The saltwater angling community is doing victory laps after finally gaining some parity with its commercial competition in federal management circles.
It’s a well-deserved celebration after a long, uphill battle.
But now it’s time to take on the real threat to its future, a challenge that will make gill-netters, purse seiners, and those interest-stacked policy boards seem like minor nuisances.
This fight isn’t about who gets which share of the fish – it’s about having any fish left.
At current rates of sea level rise, many coastal estuaries will be flooded before the end of this century. When that happens, both recreational and commercial coastal fishing will collapse.
That’s because 80 percent of the recreational marine catch is estuary-dependent.
Figures for the commercial side run to 70 percent nationally, 90 percent in the Gulf.
Estuaries are not just the daily habitat for fish like speckled trout, flounder and drum, they are also the farmland that produces groceries for a vast array of other species – including many that spend their entire lives in the open oceans.
Biologists say during previous periods of sea level rise, estuaries adapted by migrating inland. But coastal development has now blocked that adaptation. In the U.S. alone, 40 percent of the population now lives along the coast. Low lying coastal plains that once could convert to new marshes are now layered in concrete.
This threat isn’t something dreamed up by computer models. It’s an unfolding disaster that’s been measured daily for decades. The history can be viewed on the NOAA site Sea Level Trends.
These are graphs of the high tide level recorded each day at tide stations along our coasts (and around the world) for many years. Plotted on a graph, they display trends. And as the arrows show, the trends are rising. (The exceptions north of the U.S. are in areas where water stored as ice has melted, leading to a rebound effect – like a memory foam mattress after you rise in the morning.)
The seas are rising because water expands while it is heated, and because water once stored on land as ice is melting and pouring into the oceans, adding to their volumes.

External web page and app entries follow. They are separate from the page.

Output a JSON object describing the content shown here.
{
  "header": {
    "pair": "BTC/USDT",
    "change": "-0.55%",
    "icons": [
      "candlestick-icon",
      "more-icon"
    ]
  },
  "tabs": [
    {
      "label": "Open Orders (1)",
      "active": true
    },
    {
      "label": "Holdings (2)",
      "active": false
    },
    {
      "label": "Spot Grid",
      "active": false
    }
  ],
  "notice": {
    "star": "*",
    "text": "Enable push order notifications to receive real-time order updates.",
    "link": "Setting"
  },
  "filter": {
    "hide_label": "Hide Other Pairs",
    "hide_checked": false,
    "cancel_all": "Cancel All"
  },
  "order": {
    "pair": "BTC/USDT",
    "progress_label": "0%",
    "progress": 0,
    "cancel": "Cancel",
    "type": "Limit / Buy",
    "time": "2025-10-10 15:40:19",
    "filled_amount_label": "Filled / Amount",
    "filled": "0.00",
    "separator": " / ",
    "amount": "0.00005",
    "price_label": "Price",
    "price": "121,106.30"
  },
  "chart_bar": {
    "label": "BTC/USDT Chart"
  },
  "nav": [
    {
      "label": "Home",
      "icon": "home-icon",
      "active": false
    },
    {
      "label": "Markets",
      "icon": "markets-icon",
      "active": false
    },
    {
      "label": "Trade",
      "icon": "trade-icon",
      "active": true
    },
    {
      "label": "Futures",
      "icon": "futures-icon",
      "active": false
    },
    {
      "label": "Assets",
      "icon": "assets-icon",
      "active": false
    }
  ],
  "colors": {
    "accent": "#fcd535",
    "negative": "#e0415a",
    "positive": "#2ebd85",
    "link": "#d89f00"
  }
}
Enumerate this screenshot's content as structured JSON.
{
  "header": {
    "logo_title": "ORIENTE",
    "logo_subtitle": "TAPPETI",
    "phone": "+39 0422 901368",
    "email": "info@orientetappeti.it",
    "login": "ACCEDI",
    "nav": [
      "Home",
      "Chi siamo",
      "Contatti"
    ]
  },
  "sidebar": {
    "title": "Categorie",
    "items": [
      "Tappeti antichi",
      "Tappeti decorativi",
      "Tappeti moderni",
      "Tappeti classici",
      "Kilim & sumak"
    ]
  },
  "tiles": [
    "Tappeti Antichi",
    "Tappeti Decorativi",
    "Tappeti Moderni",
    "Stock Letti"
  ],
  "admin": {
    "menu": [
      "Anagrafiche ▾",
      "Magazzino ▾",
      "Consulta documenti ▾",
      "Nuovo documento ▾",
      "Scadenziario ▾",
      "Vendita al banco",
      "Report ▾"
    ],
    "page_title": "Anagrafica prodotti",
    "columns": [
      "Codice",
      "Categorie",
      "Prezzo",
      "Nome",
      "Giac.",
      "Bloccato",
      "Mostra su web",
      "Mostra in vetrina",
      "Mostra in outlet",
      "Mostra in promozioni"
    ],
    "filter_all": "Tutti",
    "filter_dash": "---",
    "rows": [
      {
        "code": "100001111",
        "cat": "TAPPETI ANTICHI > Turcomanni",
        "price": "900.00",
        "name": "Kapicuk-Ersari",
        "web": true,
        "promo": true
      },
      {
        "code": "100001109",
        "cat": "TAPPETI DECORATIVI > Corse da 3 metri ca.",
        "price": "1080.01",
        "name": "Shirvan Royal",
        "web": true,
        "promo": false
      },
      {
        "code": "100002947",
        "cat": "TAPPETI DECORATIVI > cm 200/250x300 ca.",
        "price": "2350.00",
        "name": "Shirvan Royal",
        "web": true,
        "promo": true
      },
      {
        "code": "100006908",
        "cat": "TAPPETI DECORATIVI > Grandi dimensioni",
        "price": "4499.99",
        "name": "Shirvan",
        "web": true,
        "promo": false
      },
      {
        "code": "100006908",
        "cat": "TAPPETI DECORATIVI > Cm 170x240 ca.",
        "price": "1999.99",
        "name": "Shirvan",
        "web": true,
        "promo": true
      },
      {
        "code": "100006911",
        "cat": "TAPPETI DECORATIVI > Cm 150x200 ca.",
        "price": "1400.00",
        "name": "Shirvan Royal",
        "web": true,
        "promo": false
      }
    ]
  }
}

The rises on the Louisiana coast and east Texas coast are four times larger because those areas are also subsiding while the sea is rising, a process called relative sea level rise.
These trends are bad news on their own because the steady rise will mean the slow death of a many estuaries. But the news gets much worse in the last few decades of the century, as sea level accelerates due to accumulated warming. In many areas now, the mid-range projections of sea-level rise are close to three feet.
In Mississippi River delta – the most productive coastal estuary in the lower 48 – the rate will be between 3.5 and 5 feet.
The impacts of climate change on coastal sport fishing don’t stop there. Pollution associated with global warming is causing acidification of oceans, killing reef communities so important to a wide range of species, as well as expanding the dead zones (areas of low dissolved oxygen) already plaguing coastal areas.
All of these impacts have been known for some time, but have gained little attention from the marine sport fishing industry. Instead, its major voices have been aimed at the old fight with the commercial section over who gets what share of the fish.
Sportsmen’s conservation groups have been partners in that fight, for good reason. But it’s time for them to begin focusing on the real threat to the future for the resources and our traditions.
This fight isn’t about who gets the fish. It’s about how many fish will be left, period.